- **Page and application data records**
■ ■ ■ ■ ■

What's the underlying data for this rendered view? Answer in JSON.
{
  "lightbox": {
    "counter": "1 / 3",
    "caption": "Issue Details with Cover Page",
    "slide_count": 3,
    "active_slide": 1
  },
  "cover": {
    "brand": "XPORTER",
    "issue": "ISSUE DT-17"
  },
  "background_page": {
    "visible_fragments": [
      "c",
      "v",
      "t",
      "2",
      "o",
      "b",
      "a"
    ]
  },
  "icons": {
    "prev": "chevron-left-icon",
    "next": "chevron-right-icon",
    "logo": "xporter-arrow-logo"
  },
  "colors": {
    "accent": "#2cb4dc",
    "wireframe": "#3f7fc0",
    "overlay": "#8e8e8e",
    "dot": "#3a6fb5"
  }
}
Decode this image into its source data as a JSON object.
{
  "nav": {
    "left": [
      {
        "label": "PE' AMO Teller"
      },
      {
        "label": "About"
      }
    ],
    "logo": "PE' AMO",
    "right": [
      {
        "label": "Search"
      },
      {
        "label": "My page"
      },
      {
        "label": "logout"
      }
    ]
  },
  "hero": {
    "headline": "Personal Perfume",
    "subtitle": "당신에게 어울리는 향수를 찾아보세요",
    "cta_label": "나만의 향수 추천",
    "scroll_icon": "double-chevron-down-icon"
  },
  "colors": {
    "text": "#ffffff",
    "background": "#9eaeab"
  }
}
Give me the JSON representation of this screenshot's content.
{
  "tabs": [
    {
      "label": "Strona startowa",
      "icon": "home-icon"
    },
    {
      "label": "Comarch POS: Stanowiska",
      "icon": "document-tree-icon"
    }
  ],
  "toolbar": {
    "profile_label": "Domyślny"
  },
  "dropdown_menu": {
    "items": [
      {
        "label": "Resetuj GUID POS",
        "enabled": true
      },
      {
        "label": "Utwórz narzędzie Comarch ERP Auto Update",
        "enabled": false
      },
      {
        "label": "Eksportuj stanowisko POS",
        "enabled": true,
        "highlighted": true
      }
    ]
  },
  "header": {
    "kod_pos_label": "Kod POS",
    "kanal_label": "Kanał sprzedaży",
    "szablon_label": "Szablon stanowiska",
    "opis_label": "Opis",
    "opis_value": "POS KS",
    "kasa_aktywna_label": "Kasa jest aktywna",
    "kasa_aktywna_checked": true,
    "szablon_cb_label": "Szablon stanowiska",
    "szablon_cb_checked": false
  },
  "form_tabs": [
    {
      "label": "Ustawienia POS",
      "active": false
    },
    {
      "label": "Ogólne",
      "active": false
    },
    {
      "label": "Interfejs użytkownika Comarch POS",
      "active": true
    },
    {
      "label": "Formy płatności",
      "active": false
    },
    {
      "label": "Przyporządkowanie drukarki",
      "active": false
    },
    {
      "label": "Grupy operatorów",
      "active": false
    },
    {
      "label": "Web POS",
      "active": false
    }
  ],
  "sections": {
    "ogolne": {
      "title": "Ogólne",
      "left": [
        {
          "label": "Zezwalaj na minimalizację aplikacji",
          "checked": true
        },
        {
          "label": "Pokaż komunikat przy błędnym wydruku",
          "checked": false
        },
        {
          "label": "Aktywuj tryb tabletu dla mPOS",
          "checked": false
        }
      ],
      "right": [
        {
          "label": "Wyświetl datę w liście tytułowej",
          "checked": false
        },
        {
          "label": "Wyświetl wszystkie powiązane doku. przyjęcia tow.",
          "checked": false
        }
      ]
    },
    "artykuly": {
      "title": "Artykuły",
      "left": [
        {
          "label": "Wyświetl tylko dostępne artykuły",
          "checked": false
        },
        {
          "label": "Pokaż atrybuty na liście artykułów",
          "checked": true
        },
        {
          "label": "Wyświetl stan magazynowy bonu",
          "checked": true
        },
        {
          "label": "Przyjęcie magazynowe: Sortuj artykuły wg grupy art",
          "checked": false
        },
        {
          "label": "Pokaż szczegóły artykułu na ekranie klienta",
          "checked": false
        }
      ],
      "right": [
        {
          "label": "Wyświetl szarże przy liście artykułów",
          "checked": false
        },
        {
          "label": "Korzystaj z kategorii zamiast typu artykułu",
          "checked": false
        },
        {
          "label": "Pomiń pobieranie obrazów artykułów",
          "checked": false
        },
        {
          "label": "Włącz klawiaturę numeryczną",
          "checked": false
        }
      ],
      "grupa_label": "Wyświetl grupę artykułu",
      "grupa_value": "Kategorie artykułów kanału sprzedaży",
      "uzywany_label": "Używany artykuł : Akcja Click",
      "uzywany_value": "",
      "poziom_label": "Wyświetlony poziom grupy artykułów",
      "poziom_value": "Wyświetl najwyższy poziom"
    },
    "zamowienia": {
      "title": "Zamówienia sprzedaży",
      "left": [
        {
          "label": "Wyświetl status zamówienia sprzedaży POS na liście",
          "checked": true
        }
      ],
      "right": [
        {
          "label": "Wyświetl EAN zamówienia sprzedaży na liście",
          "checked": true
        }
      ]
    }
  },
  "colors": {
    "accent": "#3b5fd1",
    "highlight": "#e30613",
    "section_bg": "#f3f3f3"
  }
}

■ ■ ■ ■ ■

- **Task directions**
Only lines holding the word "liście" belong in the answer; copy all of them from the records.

- **Response box**
          "label": "Wyświetl datę w liście tytułowej",
          "label": "Pokaż atrybuty na liście artykułów",
          "label": "Wyświetl szarże przy liście artykułów",
          "label": "Wyświetl status zamówienia sprzedaży POS na liście",
          "label": "Wyświetl EAN zamówienia sprzedaży na liście",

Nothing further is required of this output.